### Problem to solve
Wherever the word "truy" appears in a line of the data, that line should be copied.

(Dataset items)
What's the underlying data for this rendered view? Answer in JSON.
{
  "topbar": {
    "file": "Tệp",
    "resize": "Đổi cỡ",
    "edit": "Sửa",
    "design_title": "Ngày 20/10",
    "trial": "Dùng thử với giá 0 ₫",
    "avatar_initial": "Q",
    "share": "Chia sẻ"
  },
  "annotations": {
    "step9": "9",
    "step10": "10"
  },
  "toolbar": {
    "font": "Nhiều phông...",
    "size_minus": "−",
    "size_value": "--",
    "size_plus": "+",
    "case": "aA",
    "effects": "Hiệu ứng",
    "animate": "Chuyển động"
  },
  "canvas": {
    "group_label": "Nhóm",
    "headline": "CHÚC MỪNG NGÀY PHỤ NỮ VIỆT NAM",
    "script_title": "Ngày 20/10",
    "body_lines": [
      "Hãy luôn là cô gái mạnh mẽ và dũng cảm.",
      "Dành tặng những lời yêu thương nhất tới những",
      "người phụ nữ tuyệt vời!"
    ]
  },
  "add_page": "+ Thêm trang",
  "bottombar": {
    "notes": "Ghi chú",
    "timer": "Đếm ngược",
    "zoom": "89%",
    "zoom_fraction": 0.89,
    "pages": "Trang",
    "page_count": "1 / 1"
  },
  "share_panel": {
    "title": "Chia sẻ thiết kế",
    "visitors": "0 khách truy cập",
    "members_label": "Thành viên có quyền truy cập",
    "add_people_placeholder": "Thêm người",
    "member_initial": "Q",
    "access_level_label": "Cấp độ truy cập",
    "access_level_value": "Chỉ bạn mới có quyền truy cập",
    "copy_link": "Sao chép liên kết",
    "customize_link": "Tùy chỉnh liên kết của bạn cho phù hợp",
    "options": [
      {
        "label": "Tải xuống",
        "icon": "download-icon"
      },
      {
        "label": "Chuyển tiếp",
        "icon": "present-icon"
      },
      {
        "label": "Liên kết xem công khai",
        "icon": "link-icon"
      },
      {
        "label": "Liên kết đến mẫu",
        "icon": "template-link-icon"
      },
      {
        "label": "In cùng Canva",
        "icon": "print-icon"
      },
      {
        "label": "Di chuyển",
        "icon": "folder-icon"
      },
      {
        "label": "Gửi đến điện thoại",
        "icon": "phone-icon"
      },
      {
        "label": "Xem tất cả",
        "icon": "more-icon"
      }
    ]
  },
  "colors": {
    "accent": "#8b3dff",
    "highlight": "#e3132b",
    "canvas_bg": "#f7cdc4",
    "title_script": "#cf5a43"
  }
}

### Your solution
    "visitors": "0 khách truy cập",
    "members_label": "Thành viên có quyền truy cập",
    "access_level_label": "Cấp độ truy cập",
    "access_level_value": "Chỉ bạn mới có quyền truy cập",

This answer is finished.